This was an especially fun entry in the series as it includes both Icelandic folklore and more of the dark history of country. The mystery wasn't quite as tightly plotted as Last Rituals, but the character development makes up for that quite a bit. Thóra's relationship with Matthew and her troubles with her children get a lot of attention in this outing. Sigurdardóttir also injects quite a bit of humor into this installment (and subsequent ones).

Rating: 3.5/5

Ashes to Dust begins with the excavation of a town that's been buried under ash and dust for over thirty years. Thóra's client had intended to stop the excavation of his childhood home but was instead granted permission to be the first to enter. Unfortunately for the client this behavior is deemed quite suspicious when three bodies and a disembodied head are discovered in the basement of said home. 

This book begins with one of the most disturbing and strange murder scenes I've ever encountered. And it's fabulous! And let me stress again, highly disturbing.

The plot of Ashes to Dust is based on the eruption of Eldfell and the very real fate of Heimaey Island. And something called the Cod War. (Yep, as in fish.) I love, love, love the way Sigurdardóttir has built each of the first three books around such fantastic history. It's definitely one of my favorite aspects of the series as a whole. And it's interesting that, as the author noted in this interview, no one else took advantage of the Eldfell story for a book before this!

Rating: 3.5/5

The Day is Dark takes Thóra out of the comfort of Iceland and into the harsh environment of Greenland when her now longtime significant other, Matthew, pitches a new job to her. 

It seems Matthew's employers stand to lose quite a bit of money when a contractor they backed is dangerously close to defaulting on a job. The company in question, Berg Technology, had been hired by a British mining company to gather data and begin work on an excavation site in a remote area of Greenland. Berg's position there has been plagued by problems, though, including the disappearance of two employees and now the abandonment of the work site by all but two men. When the men in question can no longer be contacted, the bank decides it's time to investigate. 

If this were your first read in the series (and they can most definitely be read out of order) you'd get a pretty good feel for Thóra very early on. In spite of the weirdness of the situation, the temptation of a "vacation" with Matthew is enough for her to say yes. And this holds true even after seeing a bizarre video that seems to indicate the two men left at the site have most definitely suffered a violent demise. She then proceeds to get drunk and pack a bag filled with a very Greenland inappropriate wardrobe.

That's our heroine. She's human and I do love her all the more for it.

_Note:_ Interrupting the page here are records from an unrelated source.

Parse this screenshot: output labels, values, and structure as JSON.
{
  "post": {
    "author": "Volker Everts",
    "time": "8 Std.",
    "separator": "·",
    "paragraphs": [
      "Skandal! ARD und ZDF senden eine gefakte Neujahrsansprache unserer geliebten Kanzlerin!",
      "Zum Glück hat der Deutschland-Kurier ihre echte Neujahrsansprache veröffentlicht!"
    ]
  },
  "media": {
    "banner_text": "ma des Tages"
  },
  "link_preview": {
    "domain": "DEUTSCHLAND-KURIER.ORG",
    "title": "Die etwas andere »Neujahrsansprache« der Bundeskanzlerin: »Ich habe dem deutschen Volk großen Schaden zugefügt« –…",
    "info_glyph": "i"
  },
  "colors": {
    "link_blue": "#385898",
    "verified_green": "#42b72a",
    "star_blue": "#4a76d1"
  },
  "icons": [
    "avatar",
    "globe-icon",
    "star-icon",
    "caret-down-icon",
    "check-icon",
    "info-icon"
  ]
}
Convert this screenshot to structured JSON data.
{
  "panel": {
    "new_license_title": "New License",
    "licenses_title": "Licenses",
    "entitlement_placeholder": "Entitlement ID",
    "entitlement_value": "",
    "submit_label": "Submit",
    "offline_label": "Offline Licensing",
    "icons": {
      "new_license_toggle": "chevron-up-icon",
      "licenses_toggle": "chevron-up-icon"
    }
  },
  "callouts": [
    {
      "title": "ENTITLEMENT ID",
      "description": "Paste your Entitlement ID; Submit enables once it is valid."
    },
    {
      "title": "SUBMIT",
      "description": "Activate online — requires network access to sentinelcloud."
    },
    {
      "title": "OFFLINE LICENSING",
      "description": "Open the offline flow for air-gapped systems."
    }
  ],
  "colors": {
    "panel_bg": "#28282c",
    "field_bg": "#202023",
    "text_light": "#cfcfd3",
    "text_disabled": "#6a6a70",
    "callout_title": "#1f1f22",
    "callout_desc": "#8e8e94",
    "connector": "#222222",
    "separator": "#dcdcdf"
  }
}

Greenland is anything but romantic, especially when Thóra and team find bones strewn about the office. There's no sign to be found of the two men, the locals are anything but welcoming, and the Berg employees back in Iceland are not talking.

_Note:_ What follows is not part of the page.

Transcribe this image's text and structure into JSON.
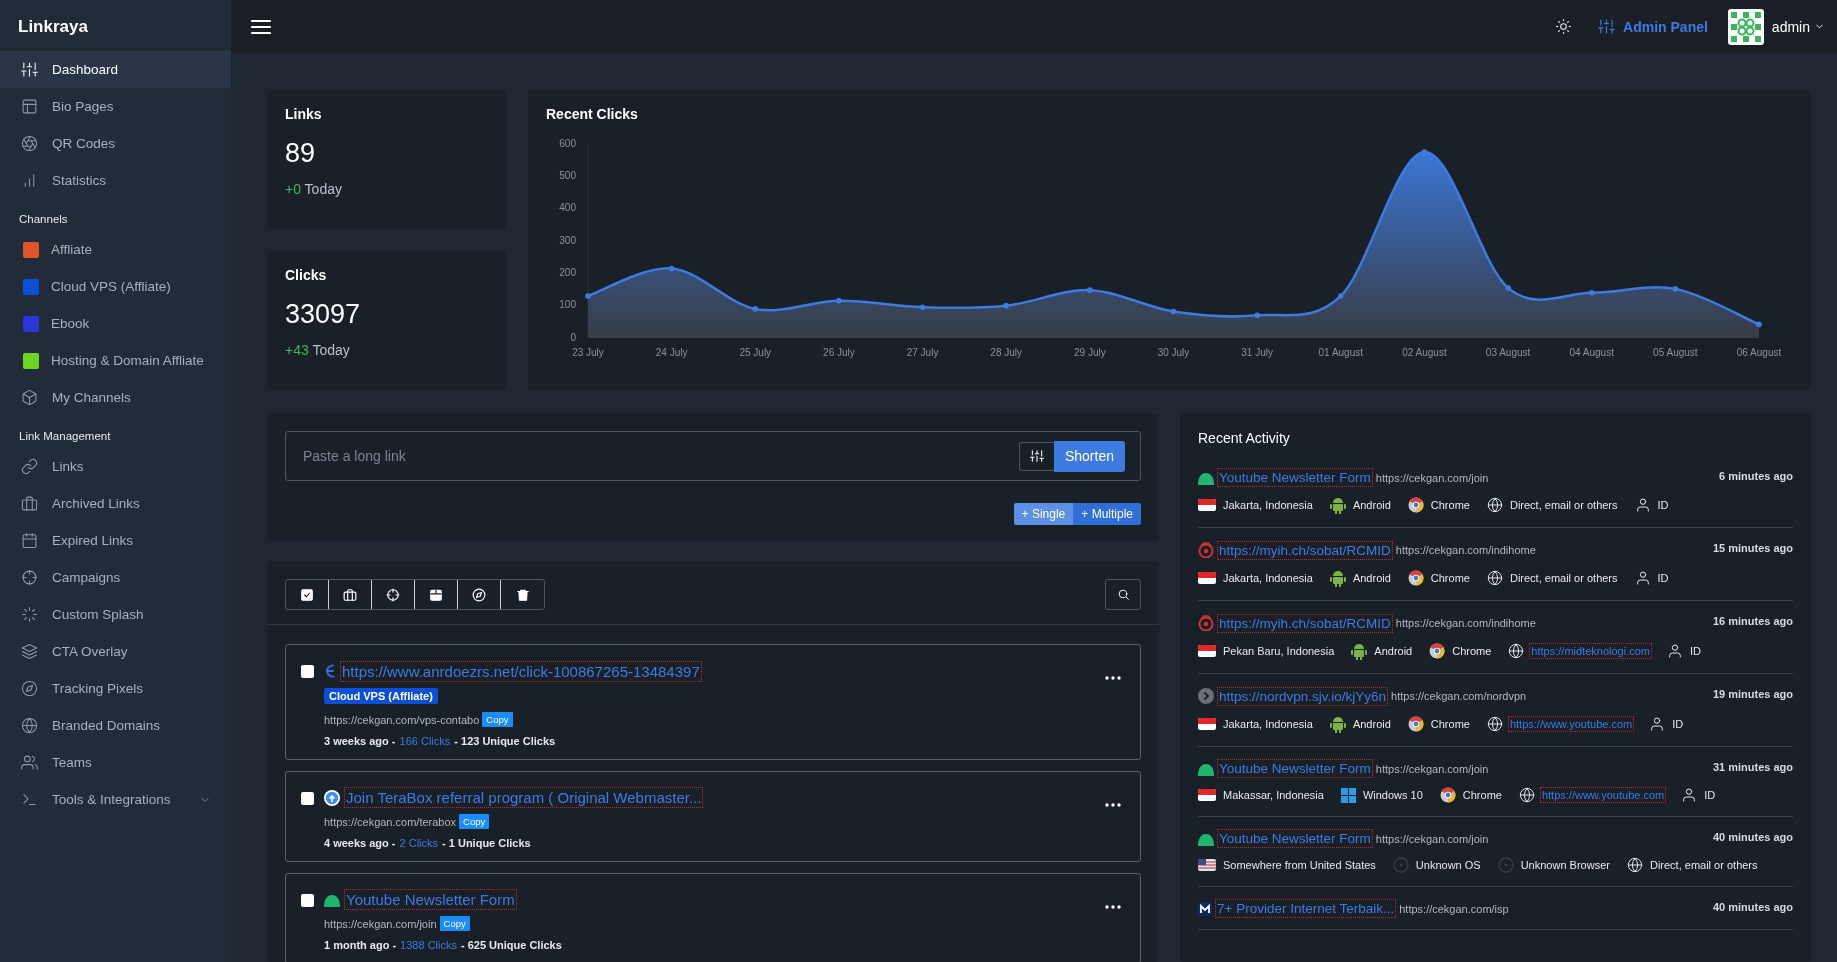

I was going to say that unlike the others The Day is Dark is not based in actual Icelandic (or in this case Greenlandic) history, but that's not quite true. It's certainly inspired by actual history though it's not reflective of any particular or specific history as the others are. It's still quite fun and the setting makes it an especially chilling read (literally and figuratively!).

Rating: 4/5

The fifth book in the series, Someone to Watch Over Me, hit shelves earlier this year and is next up in my TBR. Book six in the series, The Silence of the Sea, is due out in February and I've also got Sigurdardóttir's very newly released (in the UK) standalone, The Undesired, currently waiting in my Christmas wish list. Sigurdardóttir has one additional title available here in the States, last year's standalone I Remember You. You can read my review of that one here.